Each year at NAHBS there are a number of bikes displayed that go home empty-handed, bikes of such obvious merit that many attendees question the judgment—if not the sanity—of the judges. In my final post on NAHBS, I want to address a few of these bikes.
The first of the bikes is a frame that Mark DiNucci displayed in his booth. This lugged beauty was built with the tubes and lugs he designed for Specialized for its revisited take on the Allez. You may recall my post on the run of 74 bikes that Specialized announce this past winter. DiNucci designed all new tube profiles, a new lug set, braze-ons and even asked Reynolds to take a fresh run at the heat treating on the fork blades.
What this frame represents is an achievement that we’ve never seen before and are unlikely to see again in steel frame building. Because DiNucci was able to follow this bike from initial design, right down to doing the CAD work himself, all the way through coping tubes and brazing them into a final frame, I can say I’ve never seen a builder’s fingerprints more deeply embedded in a frame.
Alas, this is not the frame that he entered for Best Lugged Frame, which he won with a creation no less notable. I considered this for Best in Show; his work here is so deep and so incredible it merits that kind of consideration. The one knock against it was that it was an unpainted frame and when viewed against the Groovy Cycles Surf Bike, the obvious appeal of that complete bikes was what shifted the conversation for me.
There’s an austerity to DiNucci’s work that makes it difficult to appreciate some of his skill because it doesn’t call attention to itself the way a bike from Brian Baylis does. For most builders who hope to produce in the neighborhood of 100 frames per year, it’s difficult to devote more than 20 hours to a frame. This level of work requires far more than 20 hours.
This mountain bike from Funk didn’t win Best Mountain Bike. However, in our final conversation, once we’d narrowed the field, it was a bike we discussed repeatedly. It’s a 100mm-travel 1×11 29er. I didn’t get a weight on it, but it was exceptionally light.
The anodized paw print was a great way to use anodizing without covering the whole frame, which might have ended up looking completely overdone, an all-pink Rapha kit.
The seatstays feature a brace between the chain stay and seatstay to prevent the suspension movement from being transmitted to the dropout, which would likely cause a failure at some point. Instead, the seatstays themselves flex at that section of flat plate. That it didn’t win an awards wasn’t because we didn’t dig it.
This multi-surface road bike from Todd Ingermanson of Black Cat wasn’t entered for any awards. And I’m still scratching my head why. In the past, many bikes that took an unadorned approach to their beauty got overlooked. What I appreciated about this bike was the way it was all-biz.

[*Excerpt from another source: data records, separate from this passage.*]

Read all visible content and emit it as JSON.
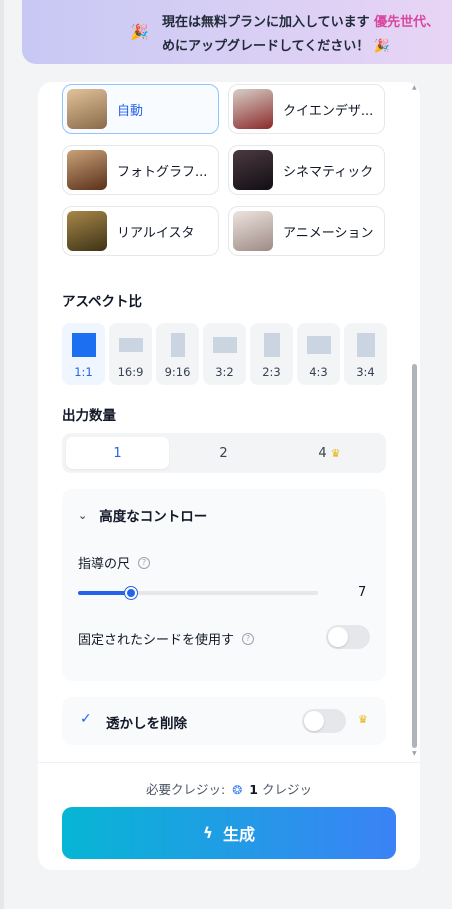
{
  "banner": {
    "text_before": "現在は無料プランに加入しています",
    "text_highlight": "優先世代、",
    "text_line2": "めにアップグレードしてください！"
  },
  "styles": [
    {
      "label": "自動",
      "selected": true,
      "thumb_color": "#b98a5c"
    },
    {
      "label": "クイエンデザ...",
      "selected": false,
      "thumb_color": "#7c6f6a"
    },
    {
      "label": "フォトグラフ...",
      "selected": false,
      "thumb_color": "#8a5a38"
    },
    {
      "label": "シネマティック",
      "selected": false,
      "thumb_color": "#2a2430"
    },
    {
      "label": "リアルイスタ",
      "selected": false,
      "thumb_color": "#6b5a2e"
    },
    {
      "label": "アニメーション",
      "selected": false,
      "thumb_color": "#c9b8b2"
    }
  ],
  "aspect": {
    "title": "アスペクト比",
    "options": [
      {
        "label": "1:1",
        "selected": true
      },
      {
        "label": "16:9",
        "selected": false
      },
      {
        "label": "9:16",
        "selected": false
      },
      {
        "label": "3:2",
        "selected": false
      },
      {
        "label": "2:3",
        "selected": false
      },
      {
        "label": "4:3",
        "selected": false
      },
      {
        "label": "3:4",
        "selected": false
      }
    ]
  },
  "output_count": {
    "title": "出力数量",
    "options": [
      {
        "label": "1",
        "selected": true
      },
      {
        "label": "2",
        "selected": false
      },
      {
        "label": "4",
        "selected": false,
        "premium": true
      }
    ]
  },
  "advanced": {
    "title": "高度なコントロー",
    "guidance_label": "指導の尺",
    "guidance_value": "7",
    "guidance_fraction": 0.22,
    "seed_label": "固定されたシードを使用す",
    "seed_enabled": false
  },
  "watermark": {
    "label": "透かしを削除",
    "enabled": false,
    "premium": true
  },
  "footer": {
    "credits_prefix": "必要クレジッ:",
    "credits_amount": "1",
    "credits_suffix": "クレジッ",
    "generate_label": "生成"
  },
  "colors": {
    "accent": "#2563eb",
    "gradient_start": "#06b6d4",
    "gradient_end": "#3b82f6",
    "highlight": "#d946a0"
  }
}
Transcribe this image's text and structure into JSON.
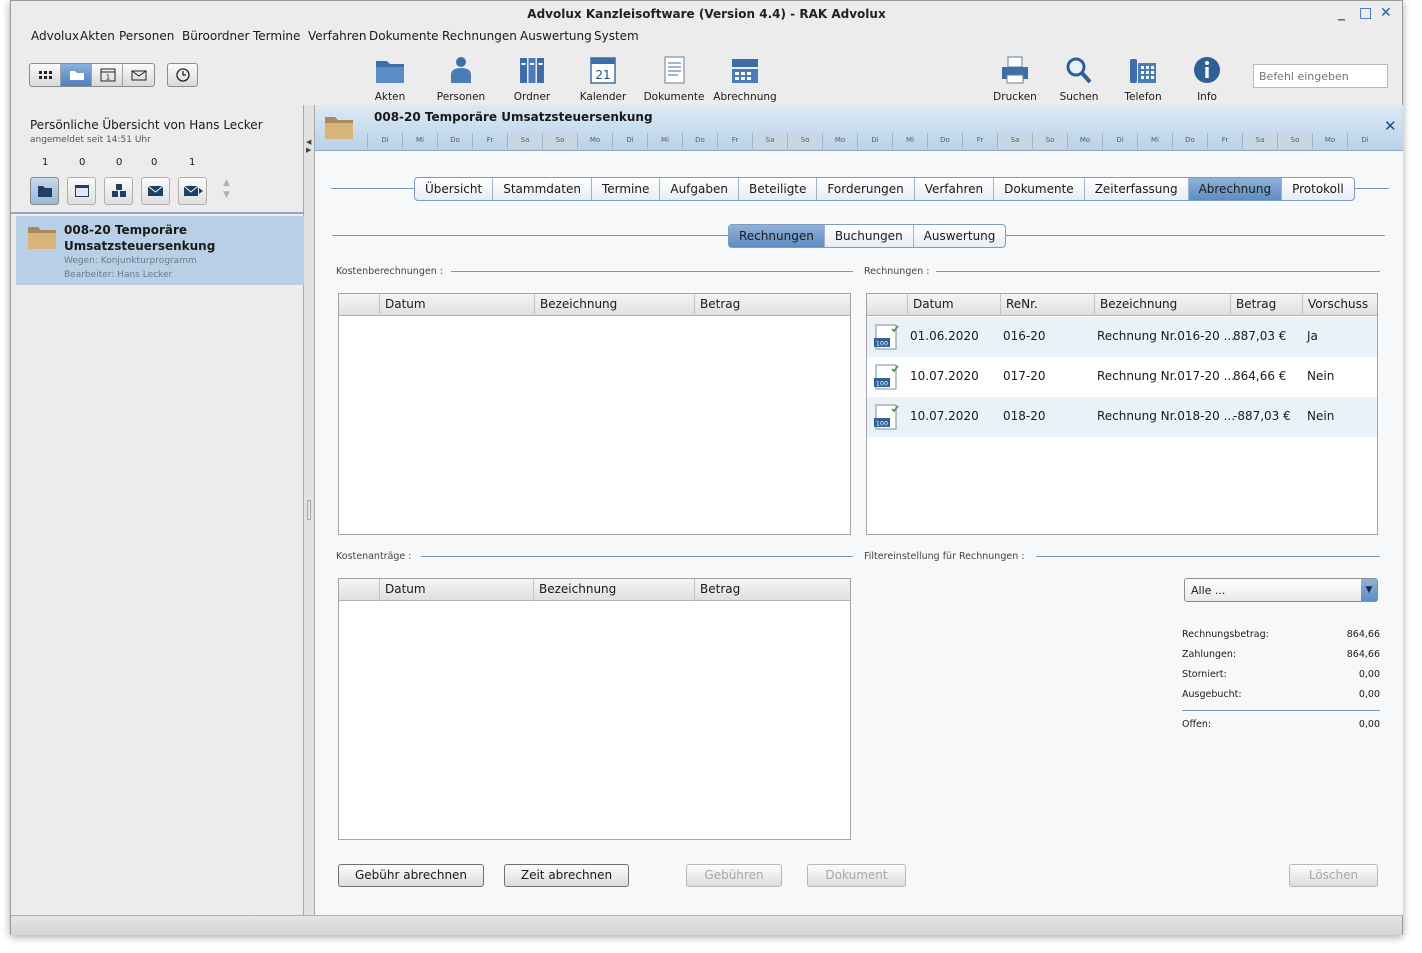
{
  "window": {
    "title": "Advolux Kanzleisoftware (Version 4.4) - RAK Advolux",
    "controls": [
      "_",
      "□",
      "✕"
    ]
  },
  "menu": [
    "Advolux",
    "Akten",
    "Personen",
    "Büroordner",
    "Termine",
    "Verfahren",
    "Dokumente",
    "Rechnungen",
    "Auswertung",
    "System"
  ],
  "toolbar": {
    "center": [
      {
        "label": "Akten",
        "icon": "folder-icon"
      },
      {
        "label": "Personen",
        "icon": "person-icon"
      },
      {
        "label": "Ordner",
        "icon": "binders-icon"
      },
      {
        "label": "Kalender",
        "icon": "calendar-icon",
        "day": "21"
      },
      {
        "label": "Dokumente",
        "icon": "document-icon"
      },
      {
        "label": "Abrechnung",
        "icon": "cash-register-icon"
      }
    ],
    "right": [
      {
        "label": "Drucken",
        "icon": "printer-icon"
      },
      {
        "label": "Suchen",
        "icon": "magnifier-icon"
      },
      {
        "label": "Telefon",
        "icon": "phone-icon"
      },
      {
        "label": "Info",
        "icon": "info-icon"
      }
    ],
    "command_placeholder": "Befehl eingeben"
  },
  "left": {
    "title": "Persönliche Übersicht von Hans Lecker",
    "subtitle": "angemeldet seit 14:51 Uhr",
    "counts": [
      "1",
      "0",
      "0",
      "0",
      "1"
    ],
    "case": {
      "title_line1": "008-20 Temporäre",
      "title_line2": "Umsatzsteuersenkung",
      "wegen": "Wegen: Konjunkturprogramm",
      "bearbeiter": "Bearbeiter: Hans Lecker"
    }
  },
  "case_header": {
    "title": "008-20 Temporäre Umsatzsteuersenkung",
    "days": [
      "Di",
      "Mi",
      "Do",
      "Fr",
      "Sa",
      "So",
      "Mo",
      "Di",
      "Mi",
      "Do",
      "Fr",
      "Sa",
      "So",
      "Mo",
      "Di",
      "Mi",
      "Do",
      "Fr",
      "Sa",
      "So",
      "Mo",
      "Di",
      "Mi",
      "Do",
      "Fr",
      "Sa",
      "So",
      "Mo",
      "Di"
    ]
  },
  "tabs": [
    "Übersicht",
    "Stammdaten",
    "Termine",
    "Aufgaben",
    "Beteiligte",
    "Forderungen",
    "Verfahren",
    "Dokumente",
    "Zeiterfassung",
    "Abrechnung",
    "Protokoll"
  ],
  "subtabs": [
    "Rechnungen",
    "Buchungen",
    "Auswertung"
  ],
  "sections": {
    "kostenberechnungen": "Kostenberechnungen :",
    "rechnungen": "Rechnungen :",
    "kostenantraege": "Kostenanträge :",
    "filter": "Filtereinstellung für Rechnungen :"
  },
  "kosten_columns": [
    "Datum",
    "Bezeichnung",
    "Betrag"
  ],
  "rechnungen_columns": [
    "Datum",
    "ReNr.",
    "Bezeichnung",
    "Betrag",
    "Vorschuss"
  ],
  "rechnungen_rows": [
    {
      "datum": "01.06.2020",
      "renr": "016-20",
      "bezeichnung": "Rechnung Nr.016-20 ...",
      "betrag": "887,03 €",
      "vorschuss": "Ja"
    },
    {
      "datum": "10.07.2020",
      "renr": "017-20",
      "bezeichnung": "Rechnung Nr.017-20 ...",
      "betrag": "864,66 €",
      "vorschuss": "Nein"
    },
    {
      "datum": "10.07.2020",
      "renr": "018-20",
      "bezeichnung": "Rechnung Nr.018-20 ...",
      "betrag": "-887,03 €",
      "vorschuss": "Nein"
    }
  ],
  "invoice_icon_text": "100",
  "filter": {
    "selected": "Alle ..."
  },
  "summary": [
    {
      "label": "Rechnungsbetrag:",
      "value": "864,66"
    },
    {
      "label": "Zahlungen:",
      "value": "864,66"
    },
    {
      "label": "Storniert:",
      "value": "0,00"
    },
    {
      "label": "Ausgebucht:",
      "value": "0,00"
    },
    {
      "label": "Offen:",
      "value": "0,00"
    }
  ],
  "buttons": {
    "gebuehr": "Gebühr abrechnen",
    "zeit": "Zeit abrechnen",
    "gebuehren": "Gebühren",
    "dokument": "Dokument",
    "loeschen": "Löschen"
  },
  "colors": {
    "accent": "#5d8cc4",
    "header_bg": "#b9d1e8",
    "selected_row": "#b8cfe6"
  }
}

One of the more interesting features of bikes from Black Cat is that Ingermanson isn’t content to go with a single set of decals and one brand identity. Every bike I’ve seen from him has, I believe, used a different set of decals. It’s a big violation of Branding 101, but he has really made it work as part of his identity. Neat trick.
This multi-surface road bike, the Aithon, had me revisit their booth three or four times as I considered Best in Show. The bike was incredibly well thought-out, not just from a parts pick, but also in terms of finish.
This root beer finish allowed the carbon work to show through so you could get a reminder of just how skilled these guys are. Paired with the cream white, it was rather like a rolling root beer float. (Yum.)
Of course, the folks at Alchemy weren’t content to stop there. They made bottle cages and fenders (not to mention their own fork) and then gave them a complementary paint scheme to tie the whole bike together.
There are 585 individually hand-painted paper airplanes on this frame.The bike was a wedding present from a Shamrock owner, Josh, to his wife, Sarah. The 585 airplanes represented the number of days that passed from their meeting (at a ‘cross race, no less) to the day they were married.